- [Brief]:
Print the records below exactly as they appear.

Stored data
+++
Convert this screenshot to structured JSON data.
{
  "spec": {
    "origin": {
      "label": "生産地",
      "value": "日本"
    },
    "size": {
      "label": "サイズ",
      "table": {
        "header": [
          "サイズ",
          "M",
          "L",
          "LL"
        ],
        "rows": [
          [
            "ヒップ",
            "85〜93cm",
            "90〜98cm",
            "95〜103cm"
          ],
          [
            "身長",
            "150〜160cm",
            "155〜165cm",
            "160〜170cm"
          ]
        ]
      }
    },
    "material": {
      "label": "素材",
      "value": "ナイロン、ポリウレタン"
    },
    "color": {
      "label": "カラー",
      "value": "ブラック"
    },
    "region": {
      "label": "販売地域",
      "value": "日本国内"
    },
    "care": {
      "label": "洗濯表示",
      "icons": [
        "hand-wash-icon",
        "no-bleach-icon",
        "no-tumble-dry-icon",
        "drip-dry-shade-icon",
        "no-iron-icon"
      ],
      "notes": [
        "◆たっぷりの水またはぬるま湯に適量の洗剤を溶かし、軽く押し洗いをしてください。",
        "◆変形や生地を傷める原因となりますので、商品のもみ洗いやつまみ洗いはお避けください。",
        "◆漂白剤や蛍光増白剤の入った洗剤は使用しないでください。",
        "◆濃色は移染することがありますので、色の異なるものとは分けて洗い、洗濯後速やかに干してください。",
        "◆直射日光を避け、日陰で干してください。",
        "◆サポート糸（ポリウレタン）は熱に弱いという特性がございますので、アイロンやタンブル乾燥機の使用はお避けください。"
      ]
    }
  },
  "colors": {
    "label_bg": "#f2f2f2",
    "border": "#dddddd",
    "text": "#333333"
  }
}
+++
- [Output for this exercise]:
Convert this screenshot to structured JSON data.
{
  "spec": {
    "origin": {
      "label": "生産地",
      "value": "日本"
    },
    "size": {
      "label": "サイズ",
      "table": {
        "header": [
          "サイズ",
          "M",
          "L",
          "LL"
        ],
        "rows": [
          [
            "ヒップ",
            "85〜93cm",
            "90〜98cm",
            "95〜103cm"
          ],
          [
            "身長",
            "150〜160cm",
            "155〜165cm",
            "160〜170cm"
          ]
        ]
      }
    },
    "material": {
      "label": "素材",
      "value": "ナイロン、ポリウレタン"
    },
    "color": {
      "label": "カラー",
      "value": "ブラック"
    },
    "region": {
      "label": "販売地域",
      "value": "日本国内"
    },
    "care": {
      "label": "洗濯表示",
      "icons": [
        "hand-wash-icon",
        "no-bleach-icon",
        "no-tumble-dry-icon",
        "drip-dry-shade-icon",
        "no-iron-icon"
      ],
      "notes": [
        "◆たっぷりの水またはぬるま湯に適量の洗剤を溶かし、軽く押し洗いをしてください。",
        "◆変形や生地を傷める原因となりますので、商品のもみ洗いやつまみ洗いはお避けください。",
        "◆漂白剤や蛍光増白剤の入った洗剤は使用しないでください。",
        "◆濃色は移染することがありますので、色の異なるものとは分けて洗い、洗濯後速やかに干してください。",
        "◆直射日光を避け、日陰で干してください。",
        "◆サポート糸（ポリウレタン）は熱に弱いという特性がございますので、アイロンやタンブル乾燥機の使用はお避けください。"
      ]
    }
  },
  "colors": {
    "label_bg": "#f2f2f2",
    "border": "#dddddd",
    "text": "#333333"
  }
}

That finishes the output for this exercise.